* [EXTRACTED INFORMATION]
Segment Open

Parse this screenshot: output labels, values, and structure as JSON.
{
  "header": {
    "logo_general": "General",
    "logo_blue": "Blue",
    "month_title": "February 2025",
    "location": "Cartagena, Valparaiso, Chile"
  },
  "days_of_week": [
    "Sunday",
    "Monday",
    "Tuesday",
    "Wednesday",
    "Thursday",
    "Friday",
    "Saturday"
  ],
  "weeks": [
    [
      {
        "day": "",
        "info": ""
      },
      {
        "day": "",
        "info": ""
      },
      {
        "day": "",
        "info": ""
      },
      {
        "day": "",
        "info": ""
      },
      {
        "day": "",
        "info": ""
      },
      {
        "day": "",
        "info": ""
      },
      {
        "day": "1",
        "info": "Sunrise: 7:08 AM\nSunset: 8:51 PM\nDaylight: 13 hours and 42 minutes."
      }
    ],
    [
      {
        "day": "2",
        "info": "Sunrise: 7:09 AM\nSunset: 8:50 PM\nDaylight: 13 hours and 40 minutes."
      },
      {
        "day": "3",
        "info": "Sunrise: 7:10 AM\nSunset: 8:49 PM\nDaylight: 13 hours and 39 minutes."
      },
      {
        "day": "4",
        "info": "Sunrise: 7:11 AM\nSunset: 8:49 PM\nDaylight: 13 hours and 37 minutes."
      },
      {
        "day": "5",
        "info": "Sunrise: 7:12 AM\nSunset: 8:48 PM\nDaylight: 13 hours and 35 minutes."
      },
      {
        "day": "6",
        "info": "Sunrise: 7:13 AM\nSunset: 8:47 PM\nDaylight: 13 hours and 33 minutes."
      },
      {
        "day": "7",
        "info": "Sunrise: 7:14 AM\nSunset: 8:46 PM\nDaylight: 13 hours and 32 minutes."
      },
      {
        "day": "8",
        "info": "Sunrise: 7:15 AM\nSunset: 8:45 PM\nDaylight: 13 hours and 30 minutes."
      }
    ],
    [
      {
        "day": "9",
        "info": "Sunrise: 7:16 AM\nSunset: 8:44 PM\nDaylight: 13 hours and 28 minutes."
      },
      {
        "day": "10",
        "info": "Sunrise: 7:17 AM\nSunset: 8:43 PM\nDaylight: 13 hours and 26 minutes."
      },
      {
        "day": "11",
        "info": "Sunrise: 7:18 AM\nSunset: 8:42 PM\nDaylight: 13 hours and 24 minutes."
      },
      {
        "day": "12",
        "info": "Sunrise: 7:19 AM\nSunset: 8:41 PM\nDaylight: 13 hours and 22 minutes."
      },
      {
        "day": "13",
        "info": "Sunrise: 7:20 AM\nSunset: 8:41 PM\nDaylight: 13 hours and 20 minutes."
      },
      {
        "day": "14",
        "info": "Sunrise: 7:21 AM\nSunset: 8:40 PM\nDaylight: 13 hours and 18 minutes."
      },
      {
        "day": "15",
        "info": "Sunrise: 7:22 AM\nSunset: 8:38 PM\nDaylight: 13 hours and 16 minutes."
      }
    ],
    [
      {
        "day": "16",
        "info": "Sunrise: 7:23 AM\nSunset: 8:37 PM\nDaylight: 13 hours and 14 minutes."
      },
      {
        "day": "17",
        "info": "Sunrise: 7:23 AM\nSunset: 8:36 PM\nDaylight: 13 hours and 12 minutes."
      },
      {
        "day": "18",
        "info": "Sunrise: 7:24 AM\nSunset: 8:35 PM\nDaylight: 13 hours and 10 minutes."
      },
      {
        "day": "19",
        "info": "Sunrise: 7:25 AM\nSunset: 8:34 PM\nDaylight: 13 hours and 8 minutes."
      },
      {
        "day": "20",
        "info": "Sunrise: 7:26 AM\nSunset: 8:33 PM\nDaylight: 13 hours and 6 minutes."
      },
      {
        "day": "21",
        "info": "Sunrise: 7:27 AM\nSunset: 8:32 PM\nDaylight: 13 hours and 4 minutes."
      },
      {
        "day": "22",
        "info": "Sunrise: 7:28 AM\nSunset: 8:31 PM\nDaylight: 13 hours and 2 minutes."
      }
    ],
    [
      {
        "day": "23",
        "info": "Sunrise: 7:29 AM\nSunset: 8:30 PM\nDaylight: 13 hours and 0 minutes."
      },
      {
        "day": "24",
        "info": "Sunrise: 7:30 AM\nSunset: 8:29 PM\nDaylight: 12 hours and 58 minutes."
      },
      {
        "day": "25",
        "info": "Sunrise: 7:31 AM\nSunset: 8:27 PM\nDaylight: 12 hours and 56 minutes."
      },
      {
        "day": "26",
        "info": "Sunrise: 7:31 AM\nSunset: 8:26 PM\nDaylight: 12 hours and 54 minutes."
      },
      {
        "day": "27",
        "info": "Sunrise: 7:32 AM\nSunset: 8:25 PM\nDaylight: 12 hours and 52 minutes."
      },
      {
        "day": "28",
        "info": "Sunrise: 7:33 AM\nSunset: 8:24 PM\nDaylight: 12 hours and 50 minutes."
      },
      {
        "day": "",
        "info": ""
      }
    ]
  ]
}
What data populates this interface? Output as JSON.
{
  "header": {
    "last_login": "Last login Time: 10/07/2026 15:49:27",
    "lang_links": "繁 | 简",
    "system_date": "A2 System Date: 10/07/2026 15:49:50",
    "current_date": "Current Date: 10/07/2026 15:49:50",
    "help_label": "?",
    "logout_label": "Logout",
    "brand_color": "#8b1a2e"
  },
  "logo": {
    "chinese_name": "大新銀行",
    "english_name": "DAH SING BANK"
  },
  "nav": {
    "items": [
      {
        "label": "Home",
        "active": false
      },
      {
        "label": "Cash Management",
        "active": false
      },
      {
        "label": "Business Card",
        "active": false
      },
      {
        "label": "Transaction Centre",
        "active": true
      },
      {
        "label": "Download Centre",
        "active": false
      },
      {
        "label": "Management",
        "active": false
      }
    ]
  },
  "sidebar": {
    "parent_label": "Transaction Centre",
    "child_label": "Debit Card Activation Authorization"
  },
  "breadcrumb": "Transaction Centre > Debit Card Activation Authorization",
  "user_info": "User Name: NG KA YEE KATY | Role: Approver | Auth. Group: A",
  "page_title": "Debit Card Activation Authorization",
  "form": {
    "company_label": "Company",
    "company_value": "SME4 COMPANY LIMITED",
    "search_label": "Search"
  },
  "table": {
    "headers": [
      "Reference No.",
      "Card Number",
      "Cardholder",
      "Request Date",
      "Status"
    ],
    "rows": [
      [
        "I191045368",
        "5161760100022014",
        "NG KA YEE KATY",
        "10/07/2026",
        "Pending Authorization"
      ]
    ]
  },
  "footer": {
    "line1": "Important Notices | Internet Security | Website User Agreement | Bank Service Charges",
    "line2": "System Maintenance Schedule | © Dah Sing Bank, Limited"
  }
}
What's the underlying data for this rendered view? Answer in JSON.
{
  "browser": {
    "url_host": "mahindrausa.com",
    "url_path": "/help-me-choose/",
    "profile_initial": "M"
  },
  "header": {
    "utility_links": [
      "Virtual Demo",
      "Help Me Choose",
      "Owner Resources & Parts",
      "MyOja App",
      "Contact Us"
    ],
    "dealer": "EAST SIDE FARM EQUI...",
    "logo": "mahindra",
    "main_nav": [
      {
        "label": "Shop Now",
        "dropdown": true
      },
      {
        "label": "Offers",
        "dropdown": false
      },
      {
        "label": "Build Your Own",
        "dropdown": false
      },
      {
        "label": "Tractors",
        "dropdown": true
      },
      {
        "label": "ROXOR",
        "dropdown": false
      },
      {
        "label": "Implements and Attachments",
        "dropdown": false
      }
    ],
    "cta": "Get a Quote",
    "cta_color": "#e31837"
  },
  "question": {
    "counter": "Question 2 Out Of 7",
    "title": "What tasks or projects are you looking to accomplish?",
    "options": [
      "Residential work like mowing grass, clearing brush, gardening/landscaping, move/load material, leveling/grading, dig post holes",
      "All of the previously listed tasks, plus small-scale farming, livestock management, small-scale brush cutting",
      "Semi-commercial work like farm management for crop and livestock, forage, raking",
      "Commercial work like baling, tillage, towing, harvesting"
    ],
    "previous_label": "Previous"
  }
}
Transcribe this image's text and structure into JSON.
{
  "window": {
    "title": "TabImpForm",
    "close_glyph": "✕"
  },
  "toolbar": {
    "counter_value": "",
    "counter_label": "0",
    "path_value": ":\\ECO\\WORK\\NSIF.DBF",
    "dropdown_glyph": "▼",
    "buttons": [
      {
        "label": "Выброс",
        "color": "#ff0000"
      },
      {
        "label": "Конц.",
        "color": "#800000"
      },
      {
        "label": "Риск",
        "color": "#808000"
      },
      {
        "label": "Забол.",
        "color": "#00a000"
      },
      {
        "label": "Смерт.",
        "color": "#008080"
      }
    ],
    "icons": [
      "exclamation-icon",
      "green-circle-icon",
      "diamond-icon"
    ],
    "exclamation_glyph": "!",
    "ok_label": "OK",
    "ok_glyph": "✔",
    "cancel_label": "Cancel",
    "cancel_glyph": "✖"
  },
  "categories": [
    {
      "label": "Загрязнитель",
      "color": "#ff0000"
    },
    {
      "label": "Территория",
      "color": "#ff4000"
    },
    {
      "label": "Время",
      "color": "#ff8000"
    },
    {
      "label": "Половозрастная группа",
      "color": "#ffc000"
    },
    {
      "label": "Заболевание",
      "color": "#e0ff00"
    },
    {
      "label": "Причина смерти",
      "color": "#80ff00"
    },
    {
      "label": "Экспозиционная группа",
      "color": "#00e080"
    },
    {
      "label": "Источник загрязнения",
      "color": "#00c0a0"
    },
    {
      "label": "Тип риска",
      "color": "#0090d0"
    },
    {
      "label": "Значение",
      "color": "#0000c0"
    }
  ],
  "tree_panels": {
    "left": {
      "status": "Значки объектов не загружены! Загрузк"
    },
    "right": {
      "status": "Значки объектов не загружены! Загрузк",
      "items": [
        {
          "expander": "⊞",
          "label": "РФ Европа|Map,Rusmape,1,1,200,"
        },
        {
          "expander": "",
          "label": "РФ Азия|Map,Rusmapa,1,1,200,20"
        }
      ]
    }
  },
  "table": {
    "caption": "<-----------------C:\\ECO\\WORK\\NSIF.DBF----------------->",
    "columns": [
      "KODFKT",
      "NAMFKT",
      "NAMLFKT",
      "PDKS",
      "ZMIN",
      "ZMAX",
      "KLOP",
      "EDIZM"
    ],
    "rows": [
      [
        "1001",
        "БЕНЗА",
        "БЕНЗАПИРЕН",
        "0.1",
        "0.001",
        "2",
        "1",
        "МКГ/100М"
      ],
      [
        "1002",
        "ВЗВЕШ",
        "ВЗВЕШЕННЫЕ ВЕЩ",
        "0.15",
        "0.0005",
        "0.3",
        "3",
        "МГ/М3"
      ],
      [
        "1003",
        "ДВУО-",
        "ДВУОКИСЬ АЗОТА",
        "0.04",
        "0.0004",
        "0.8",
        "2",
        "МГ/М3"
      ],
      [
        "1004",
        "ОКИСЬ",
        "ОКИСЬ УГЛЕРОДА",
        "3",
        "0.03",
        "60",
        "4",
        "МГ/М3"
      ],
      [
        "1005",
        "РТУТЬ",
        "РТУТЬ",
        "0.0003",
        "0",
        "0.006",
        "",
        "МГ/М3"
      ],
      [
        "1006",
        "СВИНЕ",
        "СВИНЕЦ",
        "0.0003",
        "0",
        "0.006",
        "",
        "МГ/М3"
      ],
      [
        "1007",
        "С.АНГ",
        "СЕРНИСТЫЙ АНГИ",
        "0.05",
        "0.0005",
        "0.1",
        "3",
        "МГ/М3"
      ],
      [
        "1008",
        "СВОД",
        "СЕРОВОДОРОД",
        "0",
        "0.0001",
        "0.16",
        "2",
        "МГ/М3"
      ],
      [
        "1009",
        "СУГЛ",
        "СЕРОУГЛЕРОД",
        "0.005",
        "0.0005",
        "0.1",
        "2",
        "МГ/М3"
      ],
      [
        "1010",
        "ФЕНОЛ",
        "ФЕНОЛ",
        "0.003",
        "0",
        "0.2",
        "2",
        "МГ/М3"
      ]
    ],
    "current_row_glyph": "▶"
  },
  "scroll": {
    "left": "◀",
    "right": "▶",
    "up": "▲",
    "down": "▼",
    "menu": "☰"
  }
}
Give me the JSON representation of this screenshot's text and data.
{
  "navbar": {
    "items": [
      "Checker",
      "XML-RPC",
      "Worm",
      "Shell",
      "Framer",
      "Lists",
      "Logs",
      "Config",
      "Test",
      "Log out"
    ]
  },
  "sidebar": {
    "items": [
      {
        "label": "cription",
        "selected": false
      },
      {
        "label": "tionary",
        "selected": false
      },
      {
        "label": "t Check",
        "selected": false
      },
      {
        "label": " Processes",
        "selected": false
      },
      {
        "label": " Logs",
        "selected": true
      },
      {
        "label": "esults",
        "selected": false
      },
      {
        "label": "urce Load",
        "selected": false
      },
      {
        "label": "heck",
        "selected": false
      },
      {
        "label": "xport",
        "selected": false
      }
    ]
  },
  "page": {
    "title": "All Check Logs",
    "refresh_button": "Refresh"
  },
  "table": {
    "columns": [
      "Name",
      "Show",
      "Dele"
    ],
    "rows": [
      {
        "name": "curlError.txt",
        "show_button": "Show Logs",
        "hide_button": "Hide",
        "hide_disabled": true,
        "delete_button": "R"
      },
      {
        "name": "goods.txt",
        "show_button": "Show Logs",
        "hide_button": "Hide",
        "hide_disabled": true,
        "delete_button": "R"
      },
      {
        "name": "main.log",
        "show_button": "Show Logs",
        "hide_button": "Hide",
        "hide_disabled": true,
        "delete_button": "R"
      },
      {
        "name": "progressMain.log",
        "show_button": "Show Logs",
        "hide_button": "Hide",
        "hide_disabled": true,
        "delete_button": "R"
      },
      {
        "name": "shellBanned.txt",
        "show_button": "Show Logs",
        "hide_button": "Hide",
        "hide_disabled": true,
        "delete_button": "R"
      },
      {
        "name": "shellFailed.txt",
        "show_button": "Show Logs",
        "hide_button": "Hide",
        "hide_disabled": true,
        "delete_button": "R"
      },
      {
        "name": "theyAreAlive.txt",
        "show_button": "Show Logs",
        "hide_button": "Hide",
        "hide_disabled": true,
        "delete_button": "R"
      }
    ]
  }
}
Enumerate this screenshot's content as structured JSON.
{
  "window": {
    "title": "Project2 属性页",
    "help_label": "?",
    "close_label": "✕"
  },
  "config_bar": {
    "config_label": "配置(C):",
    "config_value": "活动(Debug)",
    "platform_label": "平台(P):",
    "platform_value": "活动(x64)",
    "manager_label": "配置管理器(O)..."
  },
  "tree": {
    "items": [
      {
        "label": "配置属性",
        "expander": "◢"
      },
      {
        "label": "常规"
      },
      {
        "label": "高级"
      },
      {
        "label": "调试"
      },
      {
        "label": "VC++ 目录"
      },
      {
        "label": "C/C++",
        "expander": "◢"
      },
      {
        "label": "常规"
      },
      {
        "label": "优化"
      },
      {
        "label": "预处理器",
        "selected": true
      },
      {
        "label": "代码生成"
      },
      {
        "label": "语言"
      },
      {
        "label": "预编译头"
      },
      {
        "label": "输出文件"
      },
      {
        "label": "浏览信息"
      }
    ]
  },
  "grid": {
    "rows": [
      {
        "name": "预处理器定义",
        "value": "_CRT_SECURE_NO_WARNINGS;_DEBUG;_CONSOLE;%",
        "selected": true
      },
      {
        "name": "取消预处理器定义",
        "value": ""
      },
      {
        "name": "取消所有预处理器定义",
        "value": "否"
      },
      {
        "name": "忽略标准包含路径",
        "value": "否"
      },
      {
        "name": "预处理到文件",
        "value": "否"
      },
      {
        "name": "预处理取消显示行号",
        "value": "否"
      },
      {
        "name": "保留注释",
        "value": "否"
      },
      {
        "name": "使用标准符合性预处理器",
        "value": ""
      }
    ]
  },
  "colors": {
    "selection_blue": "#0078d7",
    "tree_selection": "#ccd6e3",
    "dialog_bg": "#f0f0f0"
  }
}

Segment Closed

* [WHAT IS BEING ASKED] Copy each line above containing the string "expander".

* [EXERCISE RESULT]
          "expander": "⊞",
          "expander": "",
        "expander": "◢"
        "expander": "◢"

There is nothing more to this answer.